[Source records]
□ □ □ □
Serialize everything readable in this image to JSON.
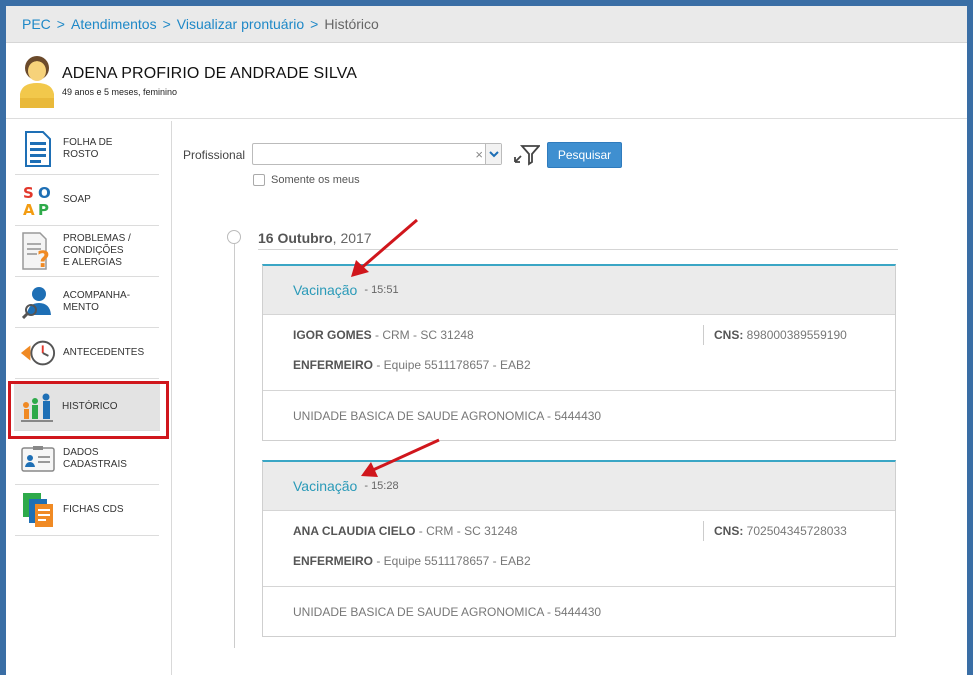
{
  "breadcrumb": {
    "items": [
      "PEC",
      "Atendimentos",
      "Visualizar prontuário"
    ],
    "separator": ">",
    "current": "Histórico"
  },
  "patient": {
    "name": "ADENA PROFIRIO DE ANDRADE SILVA",
    "info": "49 anos e 5 meses, feminino"
  },
  "sidebar": {
    "items": [
      {
        "label1": "FOLHA DE",
        "label2": "ROSTO",
        "label3": "",
        "icon": "document-icon"
      },
      {
        "label1": "SOAP",
        "label2": "",
        "label3": "",
        "icon": "soap-icon"
      },
      {
        "label1": "PROBLEMAS /",
        "label2": "CONDIÇÕES",
        "label3": "E ALERGIAS",
        "icon": "question-document-icon"
      },
      {
        "label1": "ACOMPANHA-",
        "label2": "MENTO",
        "label3": "",
        "icon": "person-search-icon"
      },
      {
        "label1": "ANTECEDENTES",
        "label2": "",
        "label3": "",
        "icon": "clock-back-icon"
      },
      {
        "label1": "HISTÓRICO",
        "label2": "",
        "label3": "",
        "icon": "family-icon"
      },
      {
        "label1": "DADOS",
        "label2": "CADASTRAIS",
        "label3": "",
        "icon": "id-card-icon"
      },
      {
        "label1": "FICHAS CDS",
        "label2": "",
        "label3": "",
        "icon": "forms-icon"
      }
    ],
    "active": "HISTÓRICO"
  },
  "filter": {
    "label": "Profissional",
    "value": "",
    "search_label": "Pesquisar",
    "checkbox_label": "Somente os meus",
    "checkbox_checked": false
  },
  "timeline": {
    "date_day": "16 Outubro",
    "date_year": ", 2017",
    "entries": [
      {
        "type": "Vacinação",
        "time": "- 15:51",
        "professional": "IGOR GOMES",
        "registry": " - CRM - SC 31248",
        "cns_label": "CNS:",
        "cns": " 898000389559190",
        "role": "ENFERMEIRO",
        "team": " - Equipe 5511178657 - EAB2",
        "unit": "UNIDADE BASICA DE SAUDE AGRONOMICA - 5444430"
      },
      {
        "type": "Vacinação",
        "time": "- 15:28",
        "professional": "ANA CLAUDIA CIELO",
        "registry": " - CRM - SC 31248",
        "cns_label": "CNS:",
        "cns": " 702504345728033",
        "role": "ENFERMEIRO",
        "team": " - Equipe 5511178657 - EAB2",
        "unit": "UNIDADE BASICA DE SAUDE AGRONOMICA - 5444430"
      }
    ]
  },
  "colors": {
    "accent": "#1e88c7",
    "title_teal": "#2a9ab8",
    "button": "#3f8fd0",
    "highlight_red": "#d0161c"
  }
}
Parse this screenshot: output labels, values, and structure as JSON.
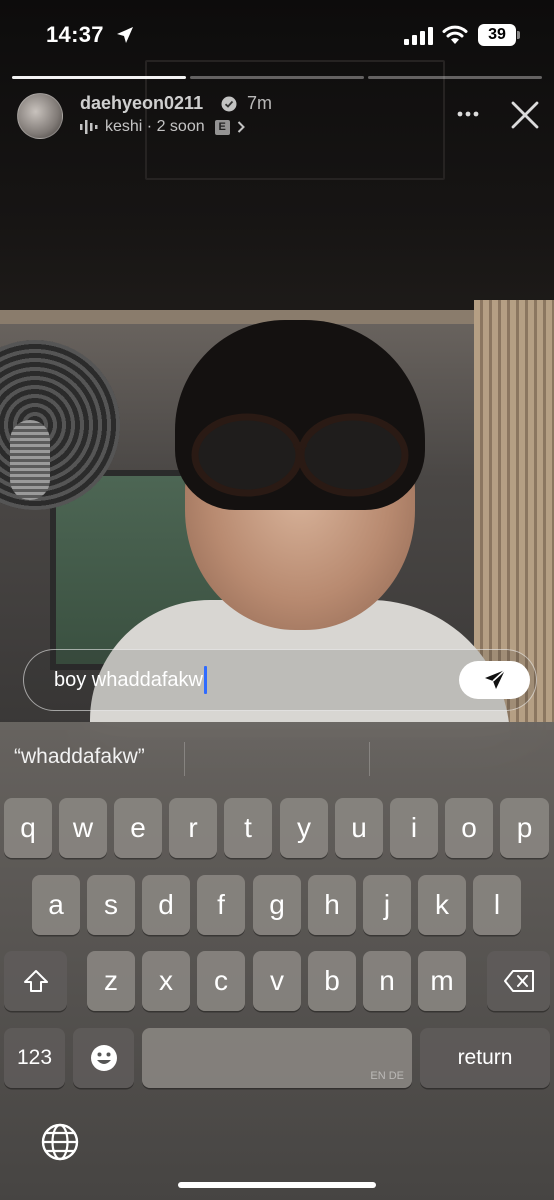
{
  "status_bar": {
    "time": "14:37",
    "battery": "39"
  },
  "story": {
    "username": "daehyeon0211",
    "age": "7m",
    "music": "keshi · 2 soon",
    "explicit": "E",
    "segments_total": 3,
    "segment_current": 1
  },
  "reply": {
    "text": "boy whaddafakw"
  },
  "keyboard": {
    "suggestions": [
      "“whaddafakw”",
      "",
      ""
    ],
    "row1": [
      "q",
      "w",
      "e",
      "r",
      "t",
      "y",
      "u",
      "i",
      "o",
      "p"
    ],
    "row2": [
      "a",
      "s",
      "d",
      "f",
      "g",
      "h",
      "j",
      "k",
      "l"
    ],
    "row3": [
      "z",
      "x",
      "c",
      "v",
      "b",
      "n",
      "m"
    ],
    "numbers_label": "123",
    "space_lang": "EN DE",
    "return_label": "return"
  },
  "colors": {
    "caret": "#2f6bff",
    "send_button": "#ffffff"
  }
}
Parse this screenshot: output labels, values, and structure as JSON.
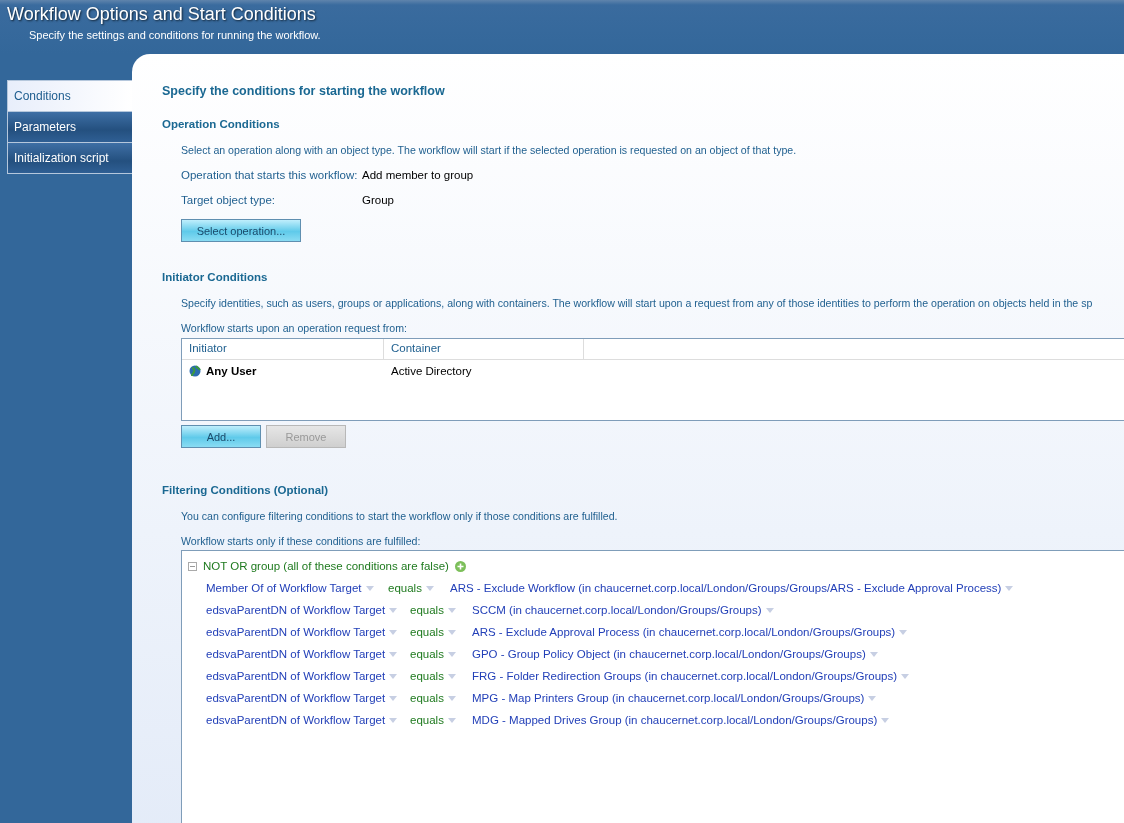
{
  "window": {
    "title": "Workflow Options and Start Conditions",
    "subtitle": "Specify the settings and conditions for running the workflow."
  },
  "sidebar": {
    "items": [
      {
        "label": "Conditions",
        "selected": true
      },
      {
        "label": "Parameters",
        "selected": false
      },
      {
        "label": "Initialization script",
        "selected": false
      }
    ]
  },
  "heading": "Specify the conditions for starting the workflow",
  "operation_conditions": {
    "title": "Operation Conditions",
    "description": "Select an operation along with an object type. The workflow will start if the selected operation is requested on an object of that type.",
    "fields": [
      {
        "label": "Operation that starts this workflow:",
        "value": "Add member to group"
      },
      {
        "label": "Target object type:",
        "value": "Group"
      }
    ],
    "button": {
      "label": "Select operation...",
      "disabled": false
    }
  },
  "initiator_conditions": {
    "title": "Initiator Conditions",
    "description": "Specify identities, such as users, groups or applications, along with containers. The workflow will start upon a request from any of those identities to perform the operation on objects held in the sp",
    "list_label": "Workflow starts upon an operation request from:",
    "table": {
      "columns": [
        "Initiator",
        "Container"
      ],
      "rows": [
        {
          "initiator": "Any User",
          "container": "Active Directory"
        }
      ]
    },
    "buttons": [
      {
        "label": "Add...",
        "disabled": false
      },
      {
        "label": "Remove",
        "disabled": true
      }
    ]
  },
  "filtering_conditions": {
    "title": "Filtering Conditions (Optional)",
    "description": "You can configure filtering conditions to start the workflow only if those conditions are fulfilled.",
    "list_label": "Workflow starts only if these conditions are fulfilled:",
    "group": {
      "label": "NOT OR group (all of these conditions are false)",
      "expanded": true,
      "conditions": [
        {
          "property": "Member Of of Workflow Target",
          "operator": "equals",
          "value": "ARS - Exclude Workflow (in chaucernet.corp.local/London/Groups/Groups/ARS - Exclude Approval Process)"
        },
        {
          "property": "edsvaParentDN of Workflow Target",
          "operator": "equals",
          "value": "SCCM (in chaucernet.corp.local/London/Groups/Groups)"
        },
        {
          "property": "edsvaParentDN of Workflow Target",
          "operator": "equals",
          "value": "ARS - Exclude Approval Process (in chaucernet.corp.local/London/Groups/Groups)"
        },
        {
          "property": "edsvaParentDN of Workflow Target",
          "operator": "equals",
          "value": "GPO - Group Policy Object (in chaucernet.corp.local/London/Groups/Groups)"
        },
        {
          "property": "edsvaParentDN of Workflow Target",
          "operator": "equals",
          "value": "FRG - Folder Redirection Groups (in chaucernet.corp.local/London/Groups/Groups)"
        },
        {
          "property": "edsvaParentDN of Workflow Target",
          "operator": "equals",
          "value": "MPG - Map Printers Group (in chaucernet.corp.local/London/Groups/Groups)"
        },
        {
          "property": "edsvaParentDN of Workflow Target",
          "operator": "equals",
          "value": "MDG - Mapped Drives Group (in chaucernet.corp.local/London/Groups/Groups)"
        }
      ]
    }
  }
}
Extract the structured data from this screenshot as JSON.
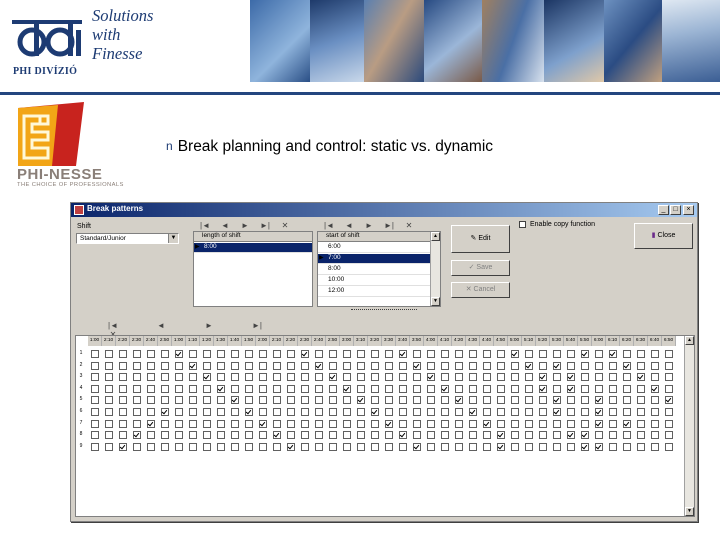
{
  "header": {
    "logo_subtitle": "PHI DIVÍZIÓ",
    "slogan_lines": [
      "Solutions",
      "with",
      "Finesse"
    ]
  },
  "brand": {
    "name": "PHI-NESSE",
    "tagline": "THE CHOICE OF PROFESSIONALS"
  },
  "slide": {
    "bullet": "n",
    "title": "Break planning and control: static vs. dynamic"
  },
  "window": {
    "title": "Break patterns",
    "min_glyph": "_",
    "max_glyph": "□",
    "close_glyph": "×",
    "shift_label": "Shift",
    "shift_value": "Standard/Junior",
    "length_of_shift_header": "length of shift",
    "length_rows": [
      "8:00"
    ],
    "start_of_shift_header": "start of shift",
    "start_rows": [
      "6:00",
      "7:00",
      "8:00",
      "10:00",
      "12:00"
    ],
    "enable_copy_label": "Enable copy function",
    "buttons": {
      "edit": "Edit",
      "save": "Save",
      "cancel": "Cancel",
      "close": "Close"
    },
    "nav_glyphs": [
      "|◄",
      "◄",
      "►",
      "►|",
      "✕"
    ]
  },
  "grid": {
    "times": [
      "1:00",
      "2:10",
      "2:20",
      "2:30",
      "2:40",
      "2:50",
      "1:00",
      "1:10",
      "1:20",
      "1:30",
      "1:40",
      "1:50",
      "2:00",
      "2:10",
      "2:20",
      "2:30",
      "2:40",
      "2:50",
      "3:00",
      "3:10",
      "3:20",
      "3:30",
      "3:40",
      "3:50",
      "4:00",
      "4:10",
      "4:20",
      "4:30",
      "4:40",
      "4:50",
      "5:00",
      "5:10",
      "5:20",
      "5:30",
      "5:40",
      "5:50",
      "6:00",
      "6:10",
      "6:20",
      "6:30",
      "6:40",
      "6:50"
    ],
    "row_labels": [
      "1",
      "2",
      "3",
      "4",
      "5",
      "6",
      "7",
      "8",
      "9"
    ],
    "checked": [
      [
        6,
        15,
        22,
        30,
        35,
        37
      ],
      [
        7,
        16,
        23,
        31,
        33,
        38
      ],
      [
        8,
        17,
        24,
        32,
        34,
        39
      ],
      [
        9,
        18,
        25,
        32,
        34,
        40
      ],
      [
        10,
        19,
        26,
        33,
        36,
        41
      ],
      [
        5,
        11,
        20,
        27,
        33,
        36,
        42
      ],
      [
        4,
        12,
        21,
        28,
        36,
        38
      ],
      [
        3,
        13,
        22,
        29,
        34,
        35
      ],
      [
        2,
        14,
        23,
        29,
        35,
        36
      ]
    ]
  }
}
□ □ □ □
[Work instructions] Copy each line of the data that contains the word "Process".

[Task output]
          "value": "ARS - Exclude Workflow (in chaucernet.corp.local/London/Groups/Groups/ARS - Exclude Approval Process)"
          "value": "ARS - Exclude Approval Process (in chaucernet.corp.local/London/Groups/Groups)"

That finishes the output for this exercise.